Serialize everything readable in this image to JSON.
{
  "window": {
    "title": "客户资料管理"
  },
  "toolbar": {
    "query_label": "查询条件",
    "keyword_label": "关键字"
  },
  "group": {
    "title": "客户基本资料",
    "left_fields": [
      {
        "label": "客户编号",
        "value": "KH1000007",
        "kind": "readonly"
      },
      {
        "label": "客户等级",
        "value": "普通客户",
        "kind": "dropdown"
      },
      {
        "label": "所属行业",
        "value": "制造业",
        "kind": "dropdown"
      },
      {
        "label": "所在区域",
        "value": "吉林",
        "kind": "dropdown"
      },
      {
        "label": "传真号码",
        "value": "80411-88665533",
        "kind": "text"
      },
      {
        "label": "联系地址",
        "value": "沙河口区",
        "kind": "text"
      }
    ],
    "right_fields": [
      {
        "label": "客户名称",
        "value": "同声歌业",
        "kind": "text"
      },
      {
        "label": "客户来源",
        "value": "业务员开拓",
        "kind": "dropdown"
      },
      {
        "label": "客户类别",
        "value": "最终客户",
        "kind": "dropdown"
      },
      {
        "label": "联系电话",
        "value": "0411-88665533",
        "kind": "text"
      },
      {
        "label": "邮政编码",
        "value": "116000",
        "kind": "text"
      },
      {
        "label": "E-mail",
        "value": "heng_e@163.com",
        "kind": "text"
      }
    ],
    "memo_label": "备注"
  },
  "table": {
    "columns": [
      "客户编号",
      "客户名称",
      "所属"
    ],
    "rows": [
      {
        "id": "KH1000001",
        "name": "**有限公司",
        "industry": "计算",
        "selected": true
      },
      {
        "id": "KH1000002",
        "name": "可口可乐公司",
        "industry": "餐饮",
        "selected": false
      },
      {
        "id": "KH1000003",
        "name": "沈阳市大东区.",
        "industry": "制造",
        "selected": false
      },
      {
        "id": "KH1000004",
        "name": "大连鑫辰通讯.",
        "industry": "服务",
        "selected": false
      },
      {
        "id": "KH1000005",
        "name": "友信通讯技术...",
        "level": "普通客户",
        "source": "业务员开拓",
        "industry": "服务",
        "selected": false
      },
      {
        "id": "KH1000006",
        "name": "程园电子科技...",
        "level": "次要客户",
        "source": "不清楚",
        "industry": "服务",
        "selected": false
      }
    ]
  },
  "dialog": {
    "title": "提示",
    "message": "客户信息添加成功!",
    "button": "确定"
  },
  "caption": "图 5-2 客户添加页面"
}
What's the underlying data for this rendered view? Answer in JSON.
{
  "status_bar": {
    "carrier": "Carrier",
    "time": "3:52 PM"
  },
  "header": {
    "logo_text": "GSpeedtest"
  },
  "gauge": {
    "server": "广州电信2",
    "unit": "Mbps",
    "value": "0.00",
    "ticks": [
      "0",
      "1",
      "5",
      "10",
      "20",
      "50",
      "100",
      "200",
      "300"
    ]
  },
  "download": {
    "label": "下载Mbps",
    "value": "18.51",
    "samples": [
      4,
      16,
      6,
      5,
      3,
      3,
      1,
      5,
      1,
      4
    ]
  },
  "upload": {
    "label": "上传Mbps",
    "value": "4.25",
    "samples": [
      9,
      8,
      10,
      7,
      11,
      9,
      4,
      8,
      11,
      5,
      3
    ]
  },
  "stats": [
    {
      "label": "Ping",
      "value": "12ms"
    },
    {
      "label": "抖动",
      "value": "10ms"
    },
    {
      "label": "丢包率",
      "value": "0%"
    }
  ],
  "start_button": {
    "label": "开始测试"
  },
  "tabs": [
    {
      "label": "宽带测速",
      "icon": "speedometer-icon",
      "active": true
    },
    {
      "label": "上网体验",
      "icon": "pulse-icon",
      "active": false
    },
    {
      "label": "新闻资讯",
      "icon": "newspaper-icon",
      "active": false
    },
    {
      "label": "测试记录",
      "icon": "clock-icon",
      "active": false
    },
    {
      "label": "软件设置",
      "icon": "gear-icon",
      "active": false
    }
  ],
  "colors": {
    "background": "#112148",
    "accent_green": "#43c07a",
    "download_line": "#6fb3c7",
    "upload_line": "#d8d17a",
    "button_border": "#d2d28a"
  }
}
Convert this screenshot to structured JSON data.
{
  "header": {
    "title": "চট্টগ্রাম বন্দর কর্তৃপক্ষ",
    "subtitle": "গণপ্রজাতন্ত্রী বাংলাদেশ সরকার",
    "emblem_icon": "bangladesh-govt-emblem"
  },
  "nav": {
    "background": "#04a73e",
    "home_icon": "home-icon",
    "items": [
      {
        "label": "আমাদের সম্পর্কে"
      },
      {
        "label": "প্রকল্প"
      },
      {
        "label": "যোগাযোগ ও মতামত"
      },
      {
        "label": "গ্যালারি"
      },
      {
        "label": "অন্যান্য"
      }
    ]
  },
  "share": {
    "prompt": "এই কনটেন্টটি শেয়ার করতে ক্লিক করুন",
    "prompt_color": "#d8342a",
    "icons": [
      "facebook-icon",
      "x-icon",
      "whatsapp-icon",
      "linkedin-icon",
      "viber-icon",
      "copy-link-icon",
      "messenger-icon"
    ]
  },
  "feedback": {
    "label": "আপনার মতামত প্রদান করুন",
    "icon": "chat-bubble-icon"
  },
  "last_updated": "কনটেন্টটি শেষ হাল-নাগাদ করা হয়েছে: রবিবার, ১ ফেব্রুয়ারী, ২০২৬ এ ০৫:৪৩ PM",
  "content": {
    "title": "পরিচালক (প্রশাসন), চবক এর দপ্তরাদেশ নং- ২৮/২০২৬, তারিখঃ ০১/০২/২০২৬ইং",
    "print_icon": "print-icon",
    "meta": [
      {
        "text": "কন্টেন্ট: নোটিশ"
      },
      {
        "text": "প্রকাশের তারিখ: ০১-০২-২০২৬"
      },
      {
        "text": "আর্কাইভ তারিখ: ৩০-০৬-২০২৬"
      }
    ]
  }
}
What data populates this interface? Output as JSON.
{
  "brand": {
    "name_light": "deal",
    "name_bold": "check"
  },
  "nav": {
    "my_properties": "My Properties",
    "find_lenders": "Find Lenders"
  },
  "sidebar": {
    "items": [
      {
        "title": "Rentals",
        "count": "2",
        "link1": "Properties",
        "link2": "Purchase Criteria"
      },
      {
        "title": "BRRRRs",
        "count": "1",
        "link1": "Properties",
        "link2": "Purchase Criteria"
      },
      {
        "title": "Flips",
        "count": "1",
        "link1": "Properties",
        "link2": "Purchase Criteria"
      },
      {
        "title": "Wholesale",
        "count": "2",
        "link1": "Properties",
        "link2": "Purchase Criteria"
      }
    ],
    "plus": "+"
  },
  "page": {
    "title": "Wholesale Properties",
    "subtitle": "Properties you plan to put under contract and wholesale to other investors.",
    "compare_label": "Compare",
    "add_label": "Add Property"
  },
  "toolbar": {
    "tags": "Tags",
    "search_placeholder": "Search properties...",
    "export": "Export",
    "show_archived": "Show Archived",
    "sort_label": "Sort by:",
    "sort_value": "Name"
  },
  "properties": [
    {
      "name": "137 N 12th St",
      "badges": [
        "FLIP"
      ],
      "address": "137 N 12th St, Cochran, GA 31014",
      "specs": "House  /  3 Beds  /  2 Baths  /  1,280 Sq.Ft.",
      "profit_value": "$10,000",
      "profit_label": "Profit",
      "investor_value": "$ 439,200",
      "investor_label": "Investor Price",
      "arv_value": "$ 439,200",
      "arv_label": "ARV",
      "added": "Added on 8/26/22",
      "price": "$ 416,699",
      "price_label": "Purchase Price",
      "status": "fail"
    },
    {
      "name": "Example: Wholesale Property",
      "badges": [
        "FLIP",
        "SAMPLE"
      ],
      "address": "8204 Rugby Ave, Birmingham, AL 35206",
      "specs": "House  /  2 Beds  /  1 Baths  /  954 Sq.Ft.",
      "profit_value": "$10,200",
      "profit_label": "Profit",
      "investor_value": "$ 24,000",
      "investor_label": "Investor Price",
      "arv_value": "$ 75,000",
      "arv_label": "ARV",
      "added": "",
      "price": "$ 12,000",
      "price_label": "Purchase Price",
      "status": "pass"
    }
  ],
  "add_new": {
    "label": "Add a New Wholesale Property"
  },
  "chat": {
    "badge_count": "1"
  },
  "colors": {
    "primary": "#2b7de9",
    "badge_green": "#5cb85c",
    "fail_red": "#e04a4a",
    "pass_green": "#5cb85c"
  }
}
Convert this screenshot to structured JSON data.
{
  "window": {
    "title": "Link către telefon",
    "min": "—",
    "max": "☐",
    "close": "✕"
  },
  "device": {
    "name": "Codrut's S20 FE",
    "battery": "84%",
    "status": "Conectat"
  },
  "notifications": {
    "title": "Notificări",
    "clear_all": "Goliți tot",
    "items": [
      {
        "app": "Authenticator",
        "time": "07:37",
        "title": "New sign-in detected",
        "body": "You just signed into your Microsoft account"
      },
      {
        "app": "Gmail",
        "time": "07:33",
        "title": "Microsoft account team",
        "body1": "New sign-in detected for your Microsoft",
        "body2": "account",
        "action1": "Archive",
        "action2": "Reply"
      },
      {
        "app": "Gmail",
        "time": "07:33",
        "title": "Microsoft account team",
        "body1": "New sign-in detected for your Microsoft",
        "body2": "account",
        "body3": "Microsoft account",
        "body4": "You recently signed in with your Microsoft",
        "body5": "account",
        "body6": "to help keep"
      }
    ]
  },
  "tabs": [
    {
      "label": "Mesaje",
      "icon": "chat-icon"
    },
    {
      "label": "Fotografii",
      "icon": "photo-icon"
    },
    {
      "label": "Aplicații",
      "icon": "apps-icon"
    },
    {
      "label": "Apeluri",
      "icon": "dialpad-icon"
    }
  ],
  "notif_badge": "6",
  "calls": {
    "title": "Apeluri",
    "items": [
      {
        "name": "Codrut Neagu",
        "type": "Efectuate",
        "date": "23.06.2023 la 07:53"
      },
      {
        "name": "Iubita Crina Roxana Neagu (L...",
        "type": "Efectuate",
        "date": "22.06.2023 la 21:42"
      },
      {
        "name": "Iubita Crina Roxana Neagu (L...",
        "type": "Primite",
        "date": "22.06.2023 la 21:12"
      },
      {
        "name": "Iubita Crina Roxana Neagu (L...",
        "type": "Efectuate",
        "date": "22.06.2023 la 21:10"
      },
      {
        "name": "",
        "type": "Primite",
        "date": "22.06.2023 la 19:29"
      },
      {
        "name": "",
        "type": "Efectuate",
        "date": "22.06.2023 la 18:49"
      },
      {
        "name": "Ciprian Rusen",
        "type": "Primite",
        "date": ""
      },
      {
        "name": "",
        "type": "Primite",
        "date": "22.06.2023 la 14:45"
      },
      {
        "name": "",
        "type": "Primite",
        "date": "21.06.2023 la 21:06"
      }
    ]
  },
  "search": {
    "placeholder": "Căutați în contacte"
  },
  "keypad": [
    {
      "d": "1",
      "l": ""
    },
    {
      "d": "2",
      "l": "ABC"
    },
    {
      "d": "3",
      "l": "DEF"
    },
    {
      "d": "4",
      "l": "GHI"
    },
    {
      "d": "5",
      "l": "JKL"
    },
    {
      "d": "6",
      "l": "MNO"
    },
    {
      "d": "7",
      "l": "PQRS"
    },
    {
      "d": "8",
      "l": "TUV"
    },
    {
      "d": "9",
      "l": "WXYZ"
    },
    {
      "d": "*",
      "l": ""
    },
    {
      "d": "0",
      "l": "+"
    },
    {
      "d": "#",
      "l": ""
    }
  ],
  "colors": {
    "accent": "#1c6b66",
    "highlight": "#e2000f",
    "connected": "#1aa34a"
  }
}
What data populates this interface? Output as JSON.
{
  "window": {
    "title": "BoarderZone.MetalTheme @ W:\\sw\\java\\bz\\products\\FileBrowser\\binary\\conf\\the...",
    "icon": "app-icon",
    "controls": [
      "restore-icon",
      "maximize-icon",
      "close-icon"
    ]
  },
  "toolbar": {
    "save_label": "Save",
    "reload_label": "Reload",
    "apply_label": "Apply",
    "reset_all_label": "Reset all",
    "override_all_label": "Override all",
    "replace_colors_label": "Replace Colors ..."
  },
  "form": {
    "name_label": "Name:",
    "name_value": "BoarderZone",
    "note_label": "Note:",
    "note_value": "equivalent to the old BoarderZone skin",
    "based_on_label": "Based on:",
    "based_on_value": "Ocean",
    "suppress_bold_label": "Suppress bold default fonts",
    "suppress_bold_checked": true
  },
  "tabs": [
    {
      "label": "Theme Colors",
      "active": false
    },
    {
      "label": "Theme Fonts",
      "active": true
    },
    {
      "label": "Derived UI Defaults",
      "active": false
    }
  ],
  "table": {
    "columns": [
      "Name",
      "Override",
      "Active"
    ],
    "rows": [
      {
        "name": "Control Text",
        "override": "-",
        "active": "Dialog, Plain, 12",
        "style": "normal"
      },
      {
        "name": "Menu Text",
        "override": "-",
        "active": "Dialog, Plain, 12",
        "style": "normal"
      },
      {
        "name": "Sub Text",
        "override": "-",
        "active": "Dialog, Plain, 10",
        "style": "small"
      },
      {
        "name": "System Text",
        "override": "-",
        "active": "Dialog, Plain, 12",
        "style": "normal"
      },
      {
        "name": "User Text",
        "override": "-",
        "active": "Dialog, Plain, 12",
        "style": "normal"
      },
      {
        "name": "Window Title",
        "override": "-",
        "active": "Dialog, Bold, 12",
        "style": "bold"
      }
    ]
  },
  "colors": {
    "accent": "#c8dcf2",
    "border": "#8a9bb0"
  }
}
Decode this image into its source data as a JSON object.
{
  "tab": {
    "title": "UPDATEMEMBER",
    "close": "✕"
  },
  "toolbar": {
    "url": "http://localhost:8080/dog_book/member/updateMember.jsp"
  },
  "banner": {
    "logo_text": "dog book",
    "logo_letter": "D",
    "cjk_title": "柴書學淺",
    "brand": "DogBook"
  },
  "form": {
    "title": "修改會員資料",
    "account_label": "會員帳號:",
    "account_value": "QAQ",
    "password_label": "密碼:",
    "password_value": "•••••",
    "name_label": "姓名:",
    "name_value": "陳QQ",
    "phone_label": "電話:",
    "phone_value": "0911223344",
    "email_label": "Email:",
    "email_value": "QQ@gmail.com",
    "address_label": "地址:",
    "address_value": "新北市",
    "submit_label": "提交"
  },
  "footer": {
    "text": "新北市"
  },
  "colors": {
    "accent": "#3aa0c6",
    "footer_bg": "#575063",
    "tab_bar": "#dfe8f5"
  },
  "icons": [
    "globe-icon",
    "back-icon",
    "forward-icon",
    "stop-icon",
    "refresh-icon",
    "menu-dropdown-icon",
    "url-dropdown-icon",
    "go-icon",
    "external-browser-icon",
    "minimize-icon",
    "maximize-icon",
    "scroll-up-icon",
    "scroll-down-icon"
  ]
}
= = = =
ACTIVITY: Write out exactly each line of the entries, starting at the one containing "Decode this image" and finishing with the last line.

REPLY TO THE EXERCISE:
Decode this image into its source data as a JSON object.
{
  "tab": {
    "title": "UPDATEMEMBER",
    "close": "✕"
  },
  "toolbar": {
    "url": "http://localhost:8080/dog_book/member/updateMember.jsp"
  },
  "banner": {
    "logo_text": "dog book",
    "logo_letter": "D",
    "cjk_title": "柴書學淺",
    "brand": "DogBook"
  },
  "form": {
    "title": "修改會員資料",
    "account_label": "會員帳號:",
    "account_value": "QAQ",
    "password_label": "密碼:",
    "password_value": "•••••",
    "name_label": "姓名:",
    "name_value": "陳QQ",
    "phone_label": "電話:",
    "phone_value": "0911223344",
    "email_label": "Email:",
    "email_value": "QQ@gmail.com",
    "address_label": "地址:",
    "address_value": "新北市",
    "submit_label": "提交"
  },
  "footer": {
    "text": "新北市"
  },
  "colors": {
    "accent": "#3aa0c6",
    "footer_bg": "#575063",
    "tab_bar": "#dfe8f5"
  },
  "icons": [
    "globe-icon",
    "back-icon",
    "forward-icon",
    "stop-icon",
    "refresh-icon",
    "menu-dropdown-icon",
    "url-dropdown-icon",
    "go-icon",
    "external-browser-icon",
    "minimize-icon",
    "maximize-icon",
    "scroll-up-icon",
    "scroll-down-icon"
  ]
}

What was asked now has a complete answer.